MIAMI (CBSMiami/CNN) – South Florida Mayors helped unveil ‘Resilient 305’ on Thursday morning, a 20-year strategy to tackle environmental, economic and social challenges for our region.
Miami Dade Mayor Gimenez in partnership with other local Mayors from the City to the Beaches announced the initiative about planning for the future.READ MORE: Florida COVID-19 Hospitalizations Dip Below 2,300
“We now view most county operations through the lens of both immediate and long term resilience,” said Mayor Gimenez.
“None of the these challenges get done if there’s turf wars and infighting,” said Miami Beach Mayor Dan Gelber.
From flooding in Miami Beach to Brickell to sea level rise the plan is to help South Florida communities better absorb the shock of stressors like hurricanes and infrastructure failures, even to make traffic better.READ MORE: Weather Junkies Turn To Florida Hurricane Blogger For Info
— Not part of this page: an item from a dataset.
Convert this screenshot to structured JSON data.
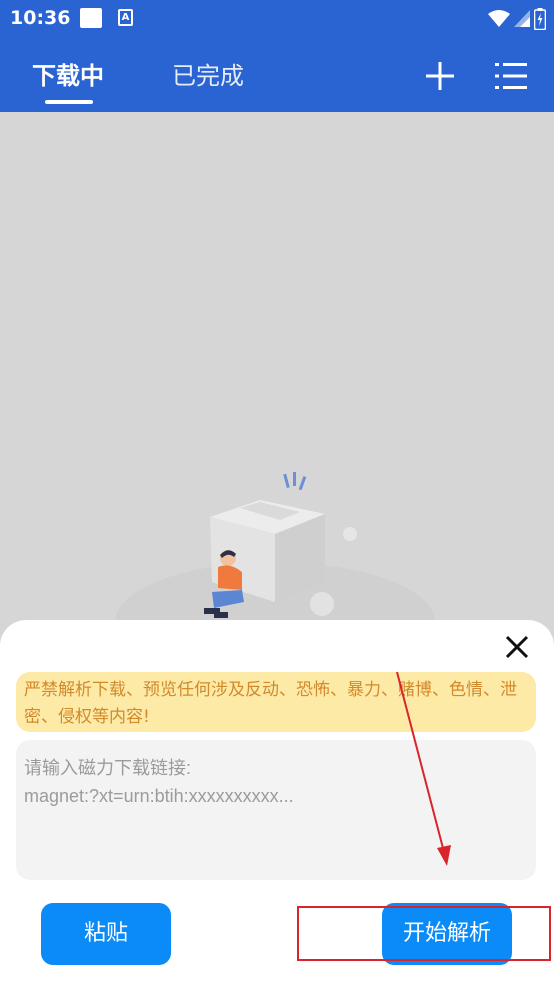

It’s a plan that extends well beyond any Mayor’s tenure.
Funded by the Rockefeller Foundation and developed over three years, it’s part of the 100 Resilient Cities plan that includes other major cities around the globe that face similar problems and threats and share solutions.
In Miami-Dade County alone more than $22 billion invested is aimed at resiliency.MORE NEWS: The Aztecs 'Slowly Crush You': CBS Sports' Randy Cross Previews Fresno State-#21 San Diego State, Other Matchups
“We are not necessarily going to declare a climate emergency but we are acting as if it’s an emergency, we are treating it as if it’s an emergency and making sure we have the policies and procedures so that we adapt, so that we mitigate so that we reverse so that we never ever have to retreat,” said City of Miami Mayor Francis Suarez.